[Opening Given information section]

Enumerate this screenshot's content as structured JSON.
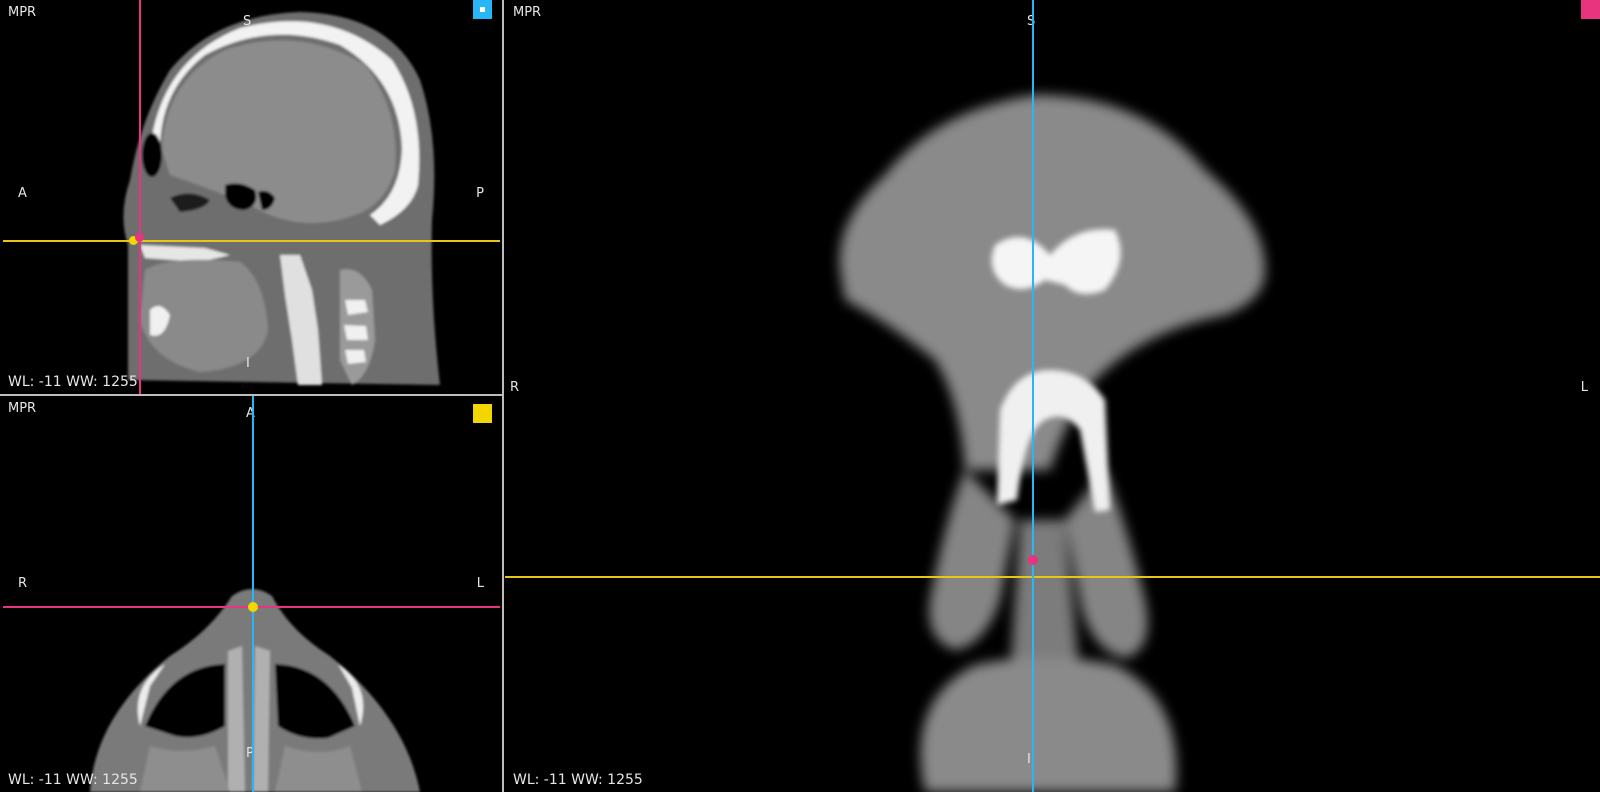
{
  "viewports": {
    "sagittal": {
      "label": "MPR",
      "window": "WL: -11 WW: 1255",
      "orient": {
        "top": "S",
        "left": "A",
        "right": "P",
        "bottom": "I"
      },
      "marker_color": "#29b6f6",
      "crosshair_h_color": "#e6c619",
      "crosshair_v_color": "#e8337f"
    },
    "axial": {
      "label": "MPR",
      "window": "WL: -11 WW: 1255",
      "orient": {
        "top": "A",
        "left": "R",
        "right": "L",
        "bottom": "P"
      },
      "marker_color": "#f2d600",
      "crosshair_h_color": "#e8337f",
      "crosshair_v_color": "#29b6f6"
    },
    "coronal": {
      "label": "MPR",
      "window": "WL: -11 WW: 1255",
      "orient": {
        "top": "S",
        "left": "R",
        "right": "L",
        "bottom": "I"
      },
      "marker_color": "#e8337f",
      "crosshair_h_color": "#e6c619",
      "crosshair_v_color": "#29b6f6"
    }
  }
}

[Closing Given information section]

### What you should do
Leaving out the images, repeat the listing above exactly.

### Output of the exercise
Enumerate this screenshot's content as structured JSON.
{
  "viewports": {
    "sagittal": {
      "label": "MPR",
      "window": "WL: -11 WW: 1255",
      "orient": {
        "top": "S",
        "left": "A",
        "right": "P",
        "bottom": "I"
      },
      "marker_color": "#29b6f6",
      "crosshair_h_color": "#e6c619",
      "crosshair_v_color": "#e8337f"
    },
    "axial": {
      "label": "MPR",
      "window": "WL: -11 WW: 1255",
      "orient": {
        "top": "A",
        "left": "R",
        "right": "L",
        "bottom": "P"
      },
      "marker_color": "#f2d600",
      "crosshair_h_color": "#e8337f",
      "crosshair_v_color": "#29b6f6"
    },
    "coronal": {
      "label": "MPR",
      "window": "WL: -11 WW: 1255",
      "orient": {
        "top": "S",
        "left": "R",
        "right": "L",
        "bottom": "I"
      },
      "marker_color": "#e8337f",
      "crosshair_h_color": "#e6c619",
      "crosshair_v_color": "#29b6f6"
    }
  }
}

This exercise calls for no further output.